Avion en papier
Origami Instructions Free Online Diagram also shows the results graphically of moving away from the 'purest' form of Origami in each one of the eight directions. In some cases I possess marked the art as 'open-ended', for example paper-cuts.
By this I mean that we no more have a closed system typical of Origami in which a procedure exists to create a model and can return to the starting point. It is arguable it is the closed-system through which can some- how break, this is the real characteristic of Origami. ShapingRegular figures such as triangles, pentagons are well set up for Origami.
Kent du Pre has Origami Easy Box done such work on Symmetric figures such as stars from which flowers can be collapsed. Irregular figures have made an appearance occasionally, however the most extreme form only occurs in Paper Miracle with Rolf Harris's models. Silhouettes have zero restrictions in the Origami sense and are of course strongly related to paper trimming. In its simplest form cuts are made before to folding in a symmetric and planned way which will 'open up' the material available without the need for excessive density. The most recent talk about of the techniques is by Toshie Takahama who refers to it as Kirikomi and distinguishes it as typical of very early Origami Box Rose Japanese Origami.
Uchiyama is reported as getting a patent in 1908 for 'KOKO'. style origami which appears to be the same in idea. Japanese books are filled with slitting to achieve ears or a tail or even legs. Perhaps one of the most recognized examples of theme 'slits to avoid folding' is in Fred Rohm's Circus pony in which 2 cuts are made, one for the ears and the other to give enough points for the legs. Rohm folded his Festival pony without cuts but the technique is then much more complex. Thus we have 2 motives for cutting appearing here; one to create new opportunities and the other to avoid the complexities of a model achieved solely by folding.
In a corner of the Livelihood Industry Pavilion at EXPO', electricity was used to make Origami pigeons flap their wings. Modelling That is now usual in animal folds to call for a final modelling particularly when foil has been used and one can make certain of the material remaining in place. A modern day example of this is in Pat Crawford's models. Neal Elias who probably led the move in the West to 3D insists on any modeling following the folding The technique of wetting the paper seems to be Japanese in origin was demonstrated by Origami Flower Yoshizawa at a Convention in Birmingham. Another method of damp moulding using paste in the preparation is mentioned by Alice Gray the lady was shown it by Yoshizawa during a visit to Japan. The folds tend to be smooth and we are approaching statue rather than Origami.
Bateau en papier

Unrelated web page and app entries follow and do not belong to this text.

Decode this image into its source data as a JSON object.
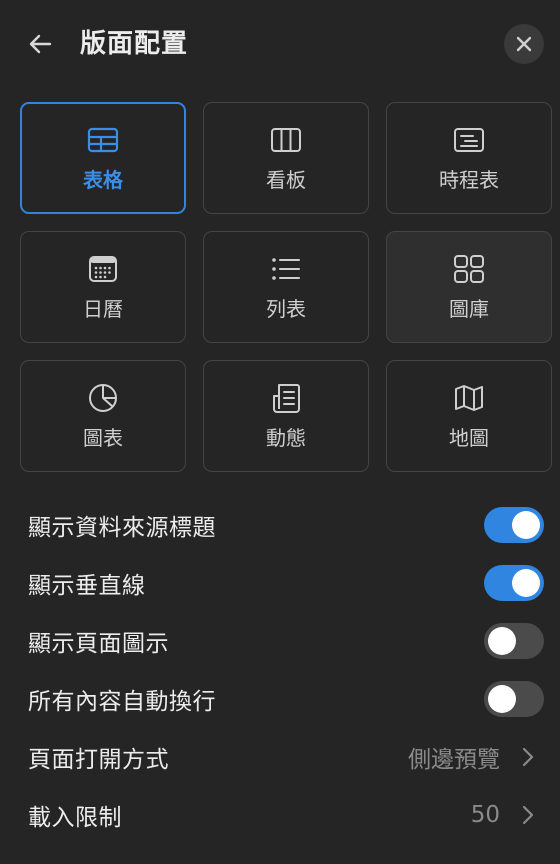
{
  "header": {
    "title": "版面配置",
    "back_icon": "arrow-left-icon",
    "close_icon": "close-icon"
  },
  "layouts": [
    {
      "label": "表格",
      "icon": "table-icon",
      "selected": true
    },
    {
      "label": "看板",
      "icon": "board-icon",
      "selected": false
    },
    {
      "label": "時程表",
      "icon": "timeline-icon",
      "selected": false
    },
    {
      "label": "日曆",
      "icon": "calendar-icon",
      "selected": false
    },
    {
      "label": "列表",
      "icon": "list-icon",
      "selected": false
    },
    {
      "label": "圖庫",
      "icon": "gallery-icon",
      "selected": false
    },
    {
      "label": "圖表",
      "icon": "pie-chart-icon",
      "selected": false
    },
    {
      "label": "動態",
      "icon": "feed-icon",
      "selected": false
    },
    {
      "label": "地圖",
      "icon": "map-icon",
      "selected": false
    }
  ],
  "settings": {
    "show_source_title": {
      "label": "顯示資料來源標題",
      "on": true
    },
    "show_vertical_lines": {
      "label": "顯示垂直線",
      "on": true
    },
    "show_page_icon": {
      "label": "顯示頁面圖示",
      "on": false
    },
    "wrap_all_content": {
      "label": "所有內容自動換行",
      "on": false
    },
    "open_pages_in": {
      "label": "頁面打開方式",
      "value": "側邊預覽"
    },
    "load_limit": {
      "label": "載入限制",
      "value": "50"
    }
  },
  "colors": {
    "accent": "#2f85e0",
    "background": "#252525",
    "border": "#444444",
    "muted_text": "#8a8a8a"
  }
}
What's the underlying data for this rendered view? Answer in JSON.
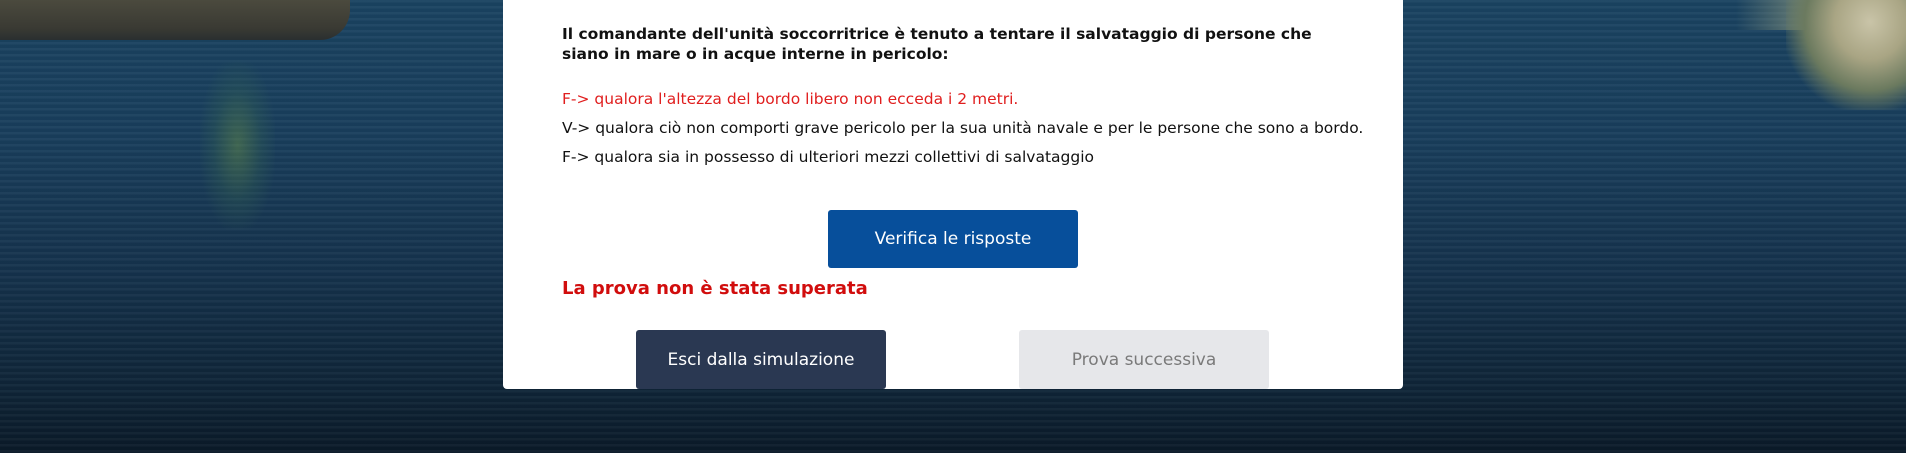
{
  "quiz": {
    "question": "Il comandante dell'unità soccorritrice è tenuto a tentare il salvataggio di persone che siano in mare o in acque interne in pericolo:",
    "answers": [
      {
        "text": "F-> qualora l'altezza del bordo libero non ecceda i 2 metri.",
        "status": "wrong",
        "color": "#e01e1e"
      },
      {
        "text": "V-> qualora ciò non comporti grave pericolo per la sua unità navale e per le persone che sono a bordo.",
        "status": "correct",
        "color": "#111111"
      },
      {
        "text": "F-> qualora sia in possesso di ulteriori mezzi collettivi di salvataggio",
        "status": "correct",
        "color": "#111111"
      }
    ],
    "verify_label": "Verifica le risposte",
    "result_text": "La prova non è stata superata",
    "exit_label": "Esci dalla simulazione",
    "next_label": "Prova successiva",
    "next_disabled": true
  },
  "colors": {
    "primary_button": "#074f9b",
    "exit_button": "#2a3852",
    "disabled_button": "#e6e7ea",
    "error_red": "#d10d0d"
  }
}
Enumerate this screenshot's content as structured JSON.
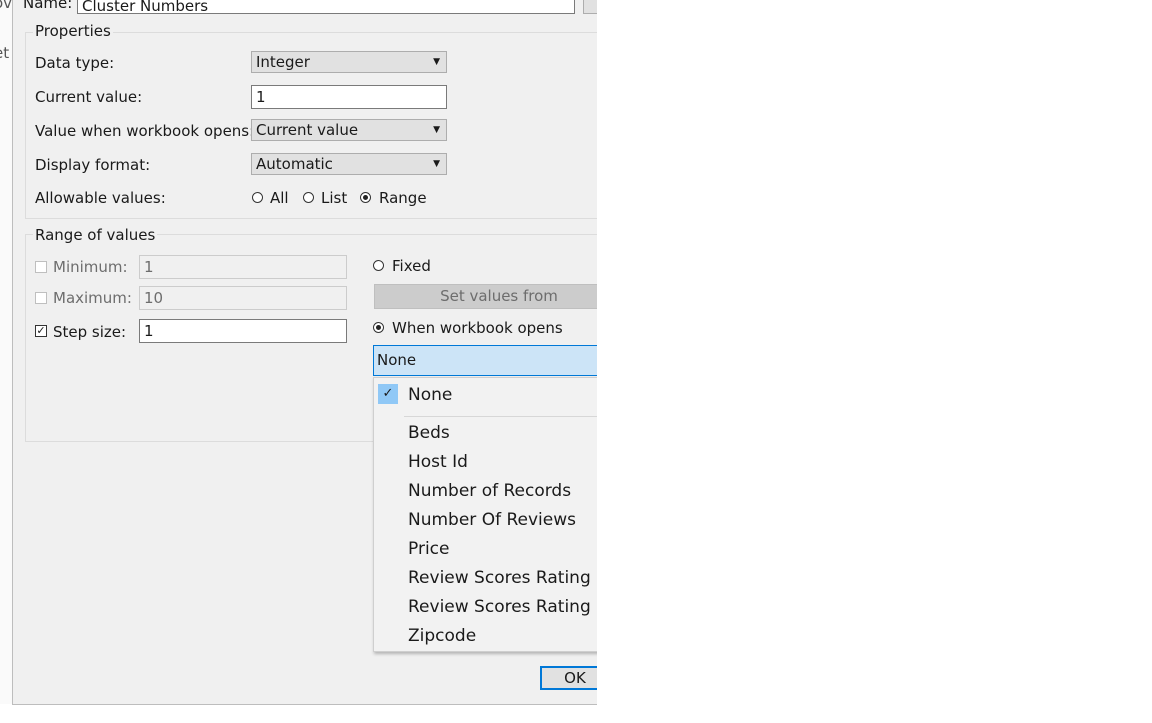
{
  "name_field": {
    "label": "Name:",
    "value": "Cluster Numbers"
  },
  "properties": {
    "title": "Properties",
    "data_type_label": "Data type:",
    "data_type_value": "Integer",
    "current_value_label": "Current value:",
    "current_value": "1",
    "workbook_opens_label": "Value when workbook opens:",
    "workbook_opens_value": "Current value",
    "display_format_label": "Display format:",
    "display_format_value": "Automatic",
    "allowable_label": "Allowable values:",
    "allowable_options": [
      "All",
      "List",
      "Range"
    ],
    "allowable_selected": "Range"
  },
  "range": {
    "title": "Range of values",
    "minimum_label": "Minimum:",
    "minimum_value": "1",
    "maximum_label": "Maximum:",
    "maximum_value": "10",
    "step_label": "Step size:",
    "step_value": "1",
    "fixed_label": "Fixed",
    "set_values_label": "Set values from",
    "when_opens_label": "When workbook opens",
    "source_selected": "None"
  },
  "dropdown": {
    "checked_item": "None",
    "items": [
      "Beds",
      "Host Id",
      "Number of Records",
      "Number Of Reviews",
      "Price",
      "Review Scores Rating",
      "Review Scores Rating (b",
      "Zipcode"
    ]
  },
  "ok_label": "OK",
  "colors": {
    "accent": "#0078d7",
    "selection": "#cce4f7",
    "dialog_bg": "#f0f0f0"
  }
}
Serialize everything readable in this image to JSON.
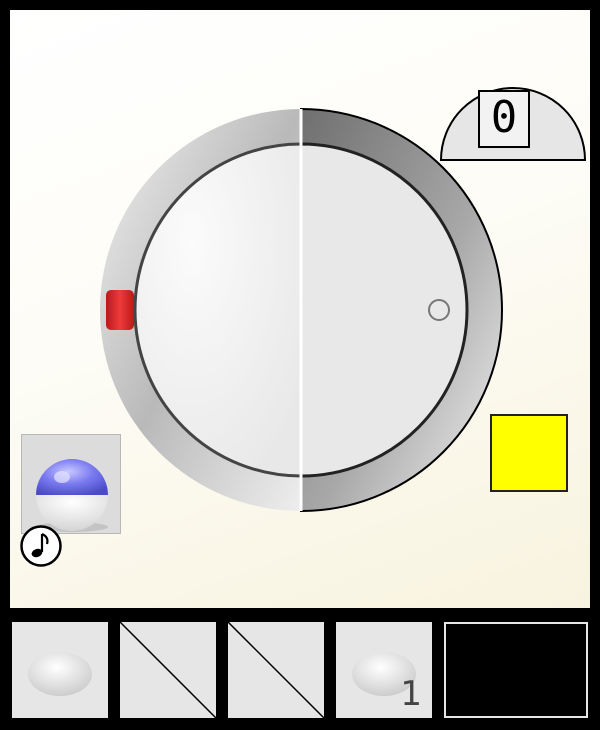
{
  "counter": {
    "value": "0"
  },
  "dial": {
    "marker_color": "#e02a2a",
    "selector_icon": "circle-marker-icon"
  },
  "indicator": {
    "color": "#ffff00"
  },
  "orb_tile": {
    "icon": "blue-white-orb-icon"
  },
  "music": {
    "icon": "music-note-icon"
  },
  "inventory": {
    "slots": [
      {
        "item": "white-pebble",
        "count": ""
      },
      {
        "item": "empty",
        "count": ""
      },
      {
        "item": "empty",
        "count": ""
      },
      {
        "item": "white-pebble",
        "count": "1"
      }
    ],
    "map_panel": {
      "color": "#000000"
    }
  }
}
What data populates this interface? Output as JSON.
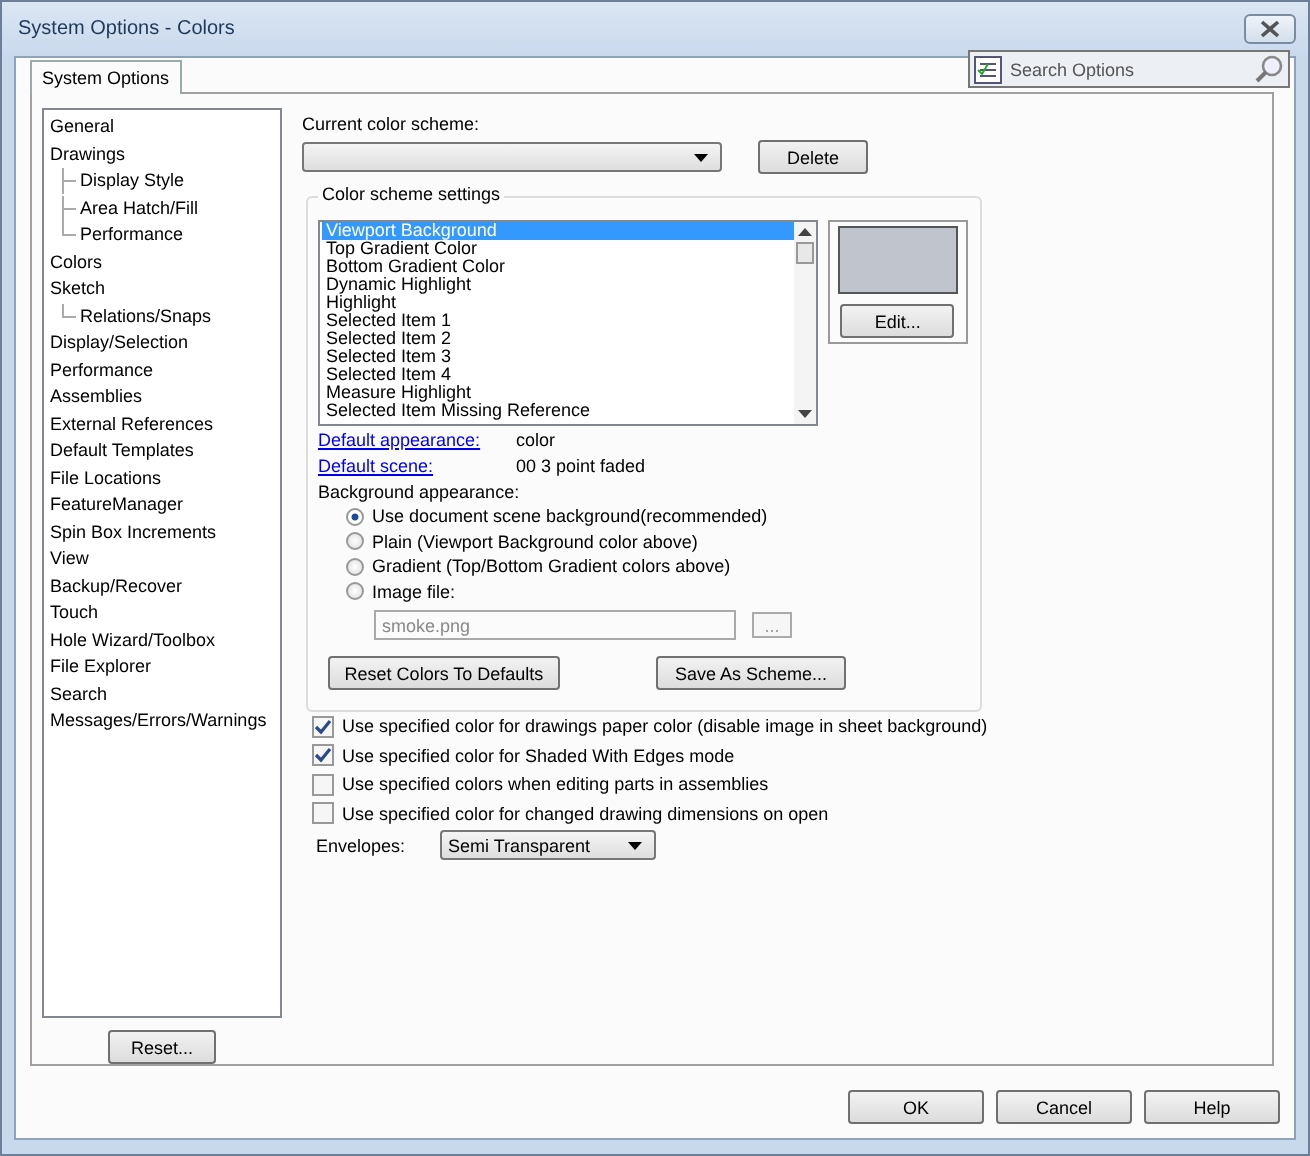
{
  "window": {
    "title": "System Options - Colors"
  },
  "tabs": [
    {
      "label": "System Options",
      "selected": true
    }
  ],
  "search": {
    "placeholder": "Search Options"
  },
  "tree": [
    {
      "label": "General"
    },
    {
      "label": "Drawings",
      "children": [
        {
          "label": "Display Style"
        },
        {
          "label": "Area Hatch/Fill"
        },
        {
          "label": "Performance"
        }
      ]
    },
    {
      "label": "Colors"
    },
    {
      "label": "Sketch",
      "children": [
        {
          "label": "Relations/Snaps"
        }
      ]
    },
    {
      "label": "Display/Selection"
    },
    {
      "label": "Performance"
    },
    {
      "label": "Assemblies"
    },
    {
      "label": "External References"
    },
    {
      "label": "Default Templates"
    },
    {
      "label": "File Locations"
    },
    {
      "label": "FeatureManager"
    },
    {
      "label": "Spin Box Increments"
    },
    {
      "label": "View"
    },
    {
      "label": "Backup/Recover"
    },
    {
      "label": "Touch"
    },
    {
      "label": "Hole Wizard/Toolbox"
    },
    {
      "label": "File Explorer"
    },
    {
      "label": "Search"
    },
    {
      "label": "Messages/Errors/Warnings"
    }
  ],
  "reset_button": "Reset...",
  "scheme": {
    "label": "Current color scheme:",
    "delete_button": "Delete"
  },
  "scheme_settings": {
    "title": "Color scheme settings",
    "items": [
      {
        "label": "Viewport Background",
        "selected": true
      },
      {
        "label": "Top Gradient Color",
        "selected": false
      },
      {
        "label": "Bottom Gradient Color",
        "selected": false
      },
      {
        "label": "Dynamic Highlight",
        "selected": false
      },
      {
        "label": "Highlight",
        "selected": false
      },
      {
        "label": "Selected Item 1",
        "selected": false
      },
      {
        "label": "Selected Item 2",
        "selected": false
      },
      {
        "label": "Selected Item 3",
        "selected": false
      },
      {
        "label": "Selected Item 4",
        "selected": false
      },
      {
        "label": "Measure Highlight",
        "selected": false
      },
      {
        "label": "Selected Item Missing Reference",
        "selected": false
      }
    ],
    "swatch": {
      "color": "#c0c4cc"
    },
    "edit_button": "Edit...",
    "default_appearance": {
      "label": "Default appearance:",
      "value": "color"
    },
    "default_scene": {
      "label": "Default scene:",
      "value": "00 3 point faded"
    },
    "background_label": "Background appearance:",
    "background_options": [
      {
        "label": "Use document scene background(recommended)",
        "selected": true
      },
      {
        "label": "Plain (Viewport Background color above)",
        "selected": false
      },
      {
        "label": "Gradient (Top/Bottom Gradient colors above)",
        "selected": false
      },
      {
        "label": "Image file:",
        "selected": false
      }
    ],
    "image_file": {
      "value": "smoke.png",
      "disabled": true,
      "browse_button": "..."
    },
    "reset_colors_button": "Reset Colors To Defaults",
    "save_scheme_button": "Save As Scheme..."
  },
  "checkboxes": [
    {
      "label": "Use specified color for drawings paper color (disable image in sheet background)",
      "checked": true
    },
    {
      "label": "Use specified color for Shaded With Edges mode",
      "checked": true
    },
    {
      "label": "Use specified colors when editing parts in assemblies",
      "checked": false
    },
    {
      "label": "Use specified color for changed drawing dimensions on open",
      "checked": false
    }
  ],
  "envelopes": {
    "label": "Envelopes:",
    "value": "Semi Transparent"
  },
  "buttons": [
    "OK",
    "Cancel",
    "Help"
  ]
}
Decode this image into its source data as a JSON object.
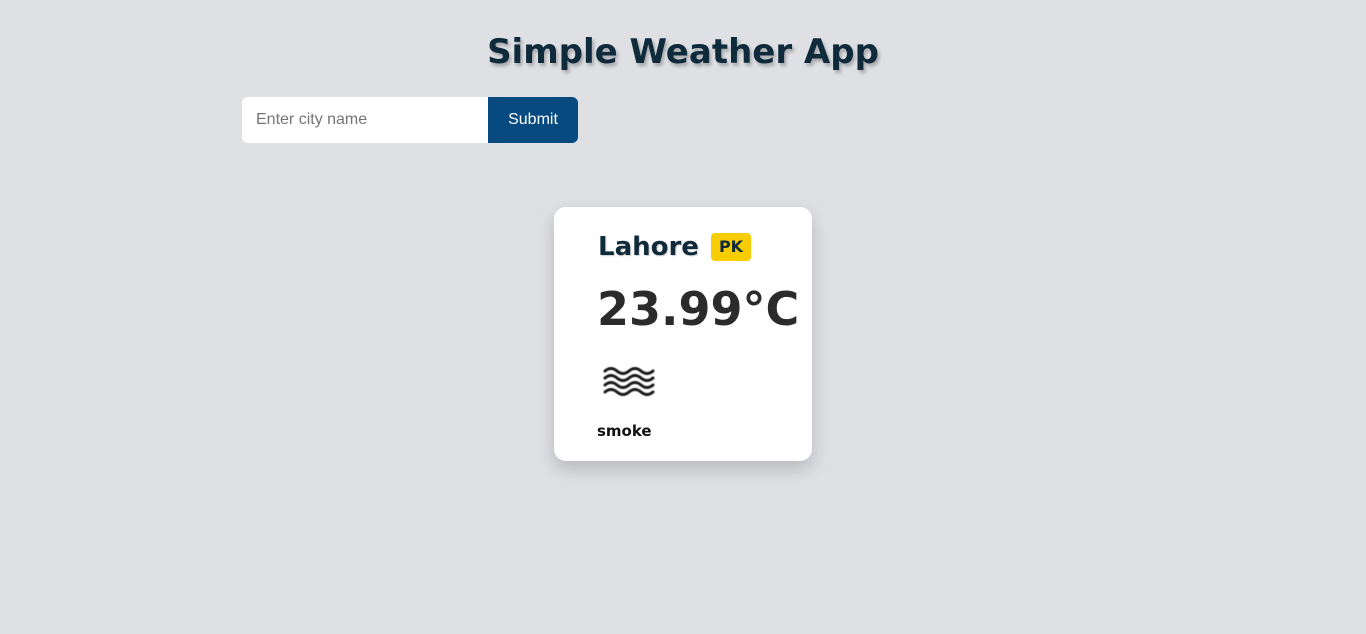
{
  "header": {
    "title": "Simple Weather App"
  },
  "search": {
    "placeholder": "Enter city name",
    "value": "",
    "submit_label": "Submit"
  },
  "weather": {
    "city": "Lahore",
    "country": "PK",
    "temperature": "23.99°C",
    "icon": "smoke-haze-icon",
    "description": "smoke"
  },
  "colors": {
    "background": "#dfe0e4",
    "submit_button": "#064a80",
    "badge": "#f7cc00",
    "title": "#0e2a3b"
  }
}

The associated arts are Weaving cloth and Macrame which are open-ended. However with string we can have 'Cats Cradles' which is a closed-systems game with direct analogie to Origami. Multi-layer Toshie Takahama has produced some superb examples of this variation of Origami. The particular sheets of paper are folded together but usually opened at the finish to show the multi-layers Avion En Papier Planeur Pliage usually with different shades. In flower folding and possible doll-making the multi-layer technique is exploited for their own sake with little or no folding included. Multi-Part Isao Honda (15) was probably the first to publish techniques involving 2 separate sheets of papers each folded to represent some part of the creature and then brought with each other. The concept may well be traditional; if not in the way Honda uses it - see for example the Pagoda in Paper Wonder. Recently kits have made an appearance for folding a monster from a number of squares of different sizes.
Comment faire un avion en papier
In the most extreme Origami Flower Pot combinations of water and document we are, naturally , in the world of fun which is plainly an open-ended art. DecoratingThe easiest step from the single color is one side female and one white or plain. A great offer of modern Origami exploits this colour difference. A delightful example is Joan Homewood's Robin. We can use the texture of our material which need not even be foil or paper. Neal Elias collects patterned foil and has shown models in 3 colours which count after choosing the right pattern and cutting his material to get the colour exactly where he wants them. A more restricted form of decoration occurs
in Japanese papers which are already printed with a design ideal for a special model. The end of this process is evidently the decoration of the final model and therefore into the decorative art proper which is open-ended. Lengthening By stretching our square we obtain rectangles then ribbon and finally string.
Fleur en papier
The slicing out of holes and so forth. to indicate eyes and so forth is sometimes found in Japanese books and we are obviously coping with approach which is becoming open-ended. When we fold in a symmetric way to prepare our paper for cutting the folding has obviously become secondary (2). Honda has called this kind of paper-craft Mon-Kiri (which means crest-making). The last step in the slitting or cutting is paper-cutting, some of the finest examples are likely from China and plainly here we have an open-ended Art form. Supporting A way of moving away from the 'pure' central form is that of supporting or adding display mechanics to the models. In its most basic form we might use glue, staples or 'blue tac' to hold an auto dvd unit in the desired pose and position. Or we may use wiring or cards. One of the most unusual form of 'display mechanics' that I am familiar with is by Toyoaki Kawai.